### GIVEN RECORDS
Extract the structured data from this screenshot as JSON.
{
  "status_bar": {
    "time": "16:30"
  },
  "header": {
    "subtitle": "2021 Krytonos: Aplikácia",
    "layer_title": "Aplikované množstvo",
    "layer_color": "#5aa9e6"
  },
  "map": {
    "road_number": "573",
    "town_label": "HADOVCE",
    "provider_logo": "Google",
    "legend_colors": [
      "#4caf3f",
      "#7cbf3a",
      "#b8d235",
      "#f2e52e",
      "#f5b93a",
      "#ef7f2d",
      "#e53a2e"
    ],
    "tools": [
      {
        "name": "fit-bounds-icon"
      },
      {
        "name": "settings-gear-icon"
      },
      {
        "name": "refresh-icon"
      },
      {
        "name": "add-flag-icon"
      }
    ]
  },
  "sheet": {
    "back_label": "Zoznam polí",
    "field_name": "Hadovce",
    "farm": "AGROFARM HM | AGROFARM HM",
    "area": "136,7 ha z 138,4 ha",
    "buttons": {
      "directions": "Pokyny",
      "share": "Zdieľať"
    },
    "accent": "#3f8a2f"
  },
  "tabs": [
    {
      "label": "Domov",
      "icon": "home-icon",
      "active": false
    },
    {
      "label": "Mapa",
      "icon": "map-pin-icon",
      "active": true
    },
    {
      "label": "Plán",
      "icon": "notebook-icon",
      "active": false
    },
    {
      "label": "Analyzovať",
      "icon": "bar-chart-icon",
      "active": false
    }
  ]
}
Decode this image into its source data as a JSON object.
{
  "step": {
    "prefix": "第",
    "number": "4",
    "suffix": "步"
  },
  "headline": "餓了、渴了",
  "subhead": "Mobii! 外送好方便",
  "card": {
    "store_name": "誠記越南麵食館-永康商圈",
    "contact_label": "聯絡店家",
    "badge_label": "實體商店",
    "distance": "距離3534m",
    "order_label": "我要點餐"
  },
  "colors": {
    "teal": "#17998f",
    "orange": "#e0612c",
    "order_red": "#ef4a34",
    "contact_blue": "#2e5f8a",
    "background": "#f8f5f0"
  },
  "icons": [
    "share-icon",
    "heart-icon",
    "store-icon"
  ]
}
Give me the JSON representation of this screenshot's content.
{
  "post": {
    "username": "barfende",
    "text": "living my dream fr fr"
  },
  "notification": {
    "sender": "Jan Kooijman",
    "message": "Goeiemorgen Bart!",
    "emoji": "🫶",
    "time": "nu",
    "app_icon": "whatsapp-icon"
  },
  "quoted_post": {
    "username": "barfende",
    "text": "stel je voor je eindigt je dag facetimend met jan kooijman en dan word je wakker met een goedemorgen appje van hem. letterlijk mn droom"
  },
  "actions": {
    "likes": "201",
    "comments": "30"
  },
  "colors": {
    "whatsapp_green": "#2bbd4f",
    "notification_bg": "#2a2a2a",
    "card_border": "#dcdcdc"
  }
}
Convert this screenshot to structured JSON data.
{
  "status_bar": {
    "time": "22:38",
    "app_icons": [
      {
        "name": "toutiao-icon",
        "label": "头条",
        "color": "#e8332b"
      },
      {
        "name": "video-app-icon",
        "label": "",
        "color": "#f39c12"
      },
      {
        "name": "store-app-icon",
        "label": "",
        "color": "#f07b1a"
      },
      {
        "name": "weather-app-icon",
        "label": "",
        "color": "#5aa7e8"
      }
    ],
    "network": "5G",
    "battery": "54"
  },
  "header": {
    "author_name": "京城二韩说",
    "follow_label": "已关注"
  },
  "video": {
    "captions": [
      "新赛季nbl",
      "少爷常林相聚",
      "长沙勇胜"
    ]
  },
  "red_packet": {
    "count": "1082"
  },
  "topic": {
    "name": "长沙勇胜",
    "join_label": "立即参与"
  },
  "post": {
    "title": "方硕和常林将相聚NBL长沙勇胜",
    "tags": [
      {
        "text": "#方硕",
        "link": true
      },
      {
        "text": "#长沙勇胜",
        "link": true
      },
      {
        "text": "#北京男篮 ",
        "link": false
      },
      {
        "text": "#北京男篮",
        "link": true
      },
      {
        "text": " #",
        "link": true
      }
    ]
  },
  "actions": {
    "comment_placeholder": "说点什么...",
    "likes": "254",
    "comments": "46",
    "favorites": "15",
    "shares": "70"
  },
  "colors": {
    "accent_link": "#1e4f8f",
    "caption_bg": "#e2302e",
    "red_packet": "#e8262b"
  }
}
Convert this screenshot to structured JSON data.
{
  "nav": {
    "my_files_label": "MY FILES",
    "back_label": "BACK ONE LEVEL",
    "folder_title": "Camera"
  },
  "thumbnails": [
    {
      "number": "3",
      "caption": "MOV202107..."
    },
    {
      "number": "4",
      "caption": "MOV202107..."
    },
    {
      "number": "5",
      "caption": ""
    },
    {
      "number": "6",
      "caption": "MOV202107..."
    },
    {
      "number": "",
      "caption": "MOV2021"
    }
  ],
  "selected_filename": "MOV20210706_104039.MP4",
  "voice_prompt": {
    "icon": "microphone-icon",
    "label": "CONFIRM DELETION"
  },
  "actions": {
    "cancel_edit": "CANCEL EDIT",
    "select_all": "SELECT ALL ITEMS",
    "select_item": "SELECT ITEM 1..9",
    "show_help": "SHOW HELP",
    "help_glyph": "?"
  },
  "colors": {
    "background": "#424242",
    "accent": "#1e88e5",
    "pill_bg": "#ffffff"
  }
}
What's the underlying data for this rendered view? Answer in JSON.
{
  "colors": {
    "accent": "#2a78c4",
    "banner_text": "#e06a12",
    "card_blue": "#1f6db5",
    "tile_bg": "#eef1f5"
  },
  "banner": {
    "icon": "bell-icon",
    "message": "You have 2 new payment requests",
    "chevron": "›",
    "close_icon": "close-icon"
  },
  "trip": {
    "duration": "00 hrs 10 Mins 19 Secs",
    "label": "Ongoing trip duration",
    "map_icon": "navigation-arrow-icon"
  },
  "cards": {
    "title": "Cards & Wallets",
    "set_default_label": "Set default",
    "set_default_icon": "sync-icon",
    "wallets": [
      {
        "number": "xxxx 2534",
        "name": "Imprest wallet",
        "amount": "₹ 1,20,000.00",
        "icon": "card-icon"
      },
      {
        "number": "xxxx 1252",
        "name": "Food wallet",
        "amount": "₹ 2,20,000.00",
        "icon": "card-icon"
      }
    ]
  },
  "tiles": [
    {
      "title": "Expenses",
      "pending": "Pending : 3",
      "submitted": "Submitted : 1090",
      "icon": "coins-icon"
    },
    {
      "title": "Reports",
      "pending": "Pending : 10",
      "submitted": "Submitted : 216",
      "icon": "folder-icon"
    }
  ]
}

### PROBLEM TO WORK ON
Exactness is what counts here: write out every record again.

### REPLY TO THE TASK
Extract the structured data from this screenshot as JSON.
{
  "status_bar": {
    "time": "16:30"
  },
  "header": {
    "subtitle": "2021 Krytonos: Aplikácia",
    "layer_title": "Aplikované množstvo",
    "layer_color": "#5aa9e6"
  },
  "map": {
    "road_number": "573",
    "town_label": "HADOVCE",
    "provider_logo": "Google",
    "legend_colors": [
      "#4caf3f",
      "#7cbf3a",
      "#b8d235",
      "#f2e52e",
      "#f5b93a",
      "#ef7f2d",
      "#e53a2e"
    ],
    "tools": [
      {
        "name": "fit-bounds-icon"
      },
      {
        "name": "settings-gear-icon"
      },
      {
        "name": "refresh-icon"
      },
      {
        "name": "add-flag-icon"
      }
    ]
  },
  "sheet": {
    "back_label": "Zoznam polí",
    "field_name": "Hadovce",
    "farm": "AGROFARM HM | AGROFARM HM",
    "area": "136,7 ha z 138,4 ha",
    "buttons": {
      "directions": "Pokyny",
      "share": "Zdieľať"
    },
    "accent": "#3f8a2f"
  },
  "tabs": [
    {
      "label": "Domov",
      "icon": "home-icon",
      "active": false
    },
    {
      "label": "Mapa",
      "icon": "map-pin-icon",
      "active": true
    },
    {
      "label": "Plán",
      "icon": "notebook-icon",
      "active": false
    },
    {
      "label": "Analyzovať",
      "icon": "bar-chart-icon",
      "active": false
    }
  ]
}
Decode this image into its source data as a JSON object.
{
  "step": {
    "prefix": "第",
    "number": "4",
    "suffix": "步"
  },
  "headline": "餓了、渴了",
  "subhead": "Mobii! 外送好方便",
  "card": {
    "store_name": "誠記越南麵食館-永康商圈",
    "contact_label": "聯絡店家",
    "badge_label": "實體商店",
    "distance": "距離3534m",
    "order_label": "我要點餐"
  },
  "colors": {
    "teal": "#17998f",
    "orange": "#e0612c",
    "order_red": "#ef4a34",
    "contact_blue": "#2e5f8a",
    "background": "#f8f5f0"
  },
  "icons": [
    "share-icon",
    "heart-icon",
    "store-icon"
  ]
}
Give me the JSON representation of this screenshot's content.
{
  "post": {
    "username": "barfende",
    "text": "living my dream fr fr"
  },
  "notification": {
    "sender": "Jan Kooijman",
    "message": "Goeiemorgen Bart!",
    "emoji": "🫶",
    "time": "nu",
    "app_icon": "whatsapp-icon"
  },
  "quoted_post": {
    "username": "barfende",
    "text": "stel je voor je eindigt je dag facetimend met jan kooijman en dan word je wakker met een goedemorgen appje van hem. letterlijk mn droom"
  },
  "actions": {
    "likes": "201",
    "comments": "30"
  },
  "colors": {
    "whatsapp_green": "#2bbd4f",
    "notification_bg": "#2a2a2a",
    "card_border": "#dcdcdc"
  }
}
Convert this screenshot to structured JSON data.
{
  "status_bar": {
    "time": "22:38",
    "app_icons": [
      {
        "name": "toutiao-icon",
        "label": "头条",
        "color": "#e8332b"
      },
      {
        "name": "video-app-icon",
        "label": "",
        "color": "#f39c12"
      },
      {
        "name": "store-app-icon",
        "label": "",
        "color": "#f07b1a"
      },
      {
        "name": "weather-app-icon",
        "label": "",
        "color": "#5aa7e8"
      }
    ],
    "network": "5G",
    "battery": "54"
  },
  "header": {
    "author_name": "京城二韩说",
    "follow_label": "已关注"
  },
  "video": {
    "captions": [
      "新赛季nbl",
      "少爷常林相聚",
      "长沙勇胜"
    ]
  },
  "red_packet": {
    "count": "1082"
  },
  "topic": {
    "name": "长沙勇胜",
    "join_label": "立即参与"
  },
  "post": {
    "title": "方硕和常林将相聚NBL长沙勇胜",
    "tags": [
      {
        "text": "#方硕",
        "link": true
      },
      {
        "text": "#长沙勇胜",
        "link": true
      },
      {
        "text": "#北京男篮 ",
        "link": false
      },
      {
        "text": "#北京男篮",
        "link": true
      },
      {
        "text": " #",
        "link": true
      }
    ]
  },
  "actions": {
    "comment_placeholder": "说点什么...",
    "likes": "254",
    "comments": "46",
    "favorites": "15",
    "shares": "70"
  },
  "colors": {
    "accent_link": "#1e4f8f",
    "caption_bg": "#e2302e",
    "red_packet": "#e8262b"
  }
}
Convert this screenshot to structured JSON data.
{
  "nav": {
    "my_files_label": "MY FILES",
    "back_label": "BACK ONE LEVEL",
    "folder_title": "Camera"
  },
  "thumbnails": [
    {
      "number": "3",
      "caption": "MOV202107..."
    },
    {
      "number": "4",
      "caption": "MOV202107..."
    },
    {
      "number": "5",
      "caption": ""
    },
    {
      "number": "6",
      "caption": "MOV202107..."
    },
    {
      "number": "",
      "caption": "MOV2021"
    }
  ],
  "selected_filename": "MOV20210706_104039.MP4",
  "voice_prompt": {
    "icon": "microphone-icon",
    "label": "CONFIRM DELETION"
  },
  "actions": {
    "cancel_edit": "CANCEL EDIT",
    "select_all": "SELECT ALL ITEMS",
    "select_item": "SELECT ITEM 1..9",
    "show_help": "SHOW HELP",
    "help_glyph": "?"
  },
  "colors": {
    "background": "#424242",
    "accent": "#1e88e5",
    "pill_bg": "#ffffff"
  }
}
What's the underlying data for this rendered view? Answer in JSON.
{
  "colors": {
    "accent": "#2a78c4",
    "banner_text": "#e06a12",
    "card_blue": "#1f6db5",
    "tile_bg": "#eef1f5"
  },
  "banner": {
    "icon": "bell-icon",
    "message": "You have 2 new payment requests",
    "chevron": "›",
    "close_icon": "close-icon"
  },
  "trip": {
    "duration": "00 hrs 10 Mins 19 Secs",
    "label": "Ongoing trip duration",
    "map_icon": "navigation-arrow-icon"
  },
  "cards": {
    "title": "Cards & Wallets",
    "set_default_label": "Set default",
    "set_default_icon": "sync-icon",
    "wallets": [
      {
        "number": "xxxx 2534",
        "name": "Imprest wallet",
        "amount": "₹ 1,20,000.00",
        "icon": "card-icon"
      },
      {
        "number": "xxxx 1252",
        "name": "Food wallet",
        "amount": "₹ 2,20,000.00",
        "icon": "card-icon"
      }
    ]
  },
  "tiles": [
    {
      "title": "Expenses",
      "pending": "Pending : 3",
      "submitted": "Submitted : 1090",
      "icon": "coins-icon"
    },
    {
      "title": "Reports",
      "pending": "Pending : 10",
      "submitted": "Submitted : 216",
      "icon": "folder-icon"
    }
  ]
}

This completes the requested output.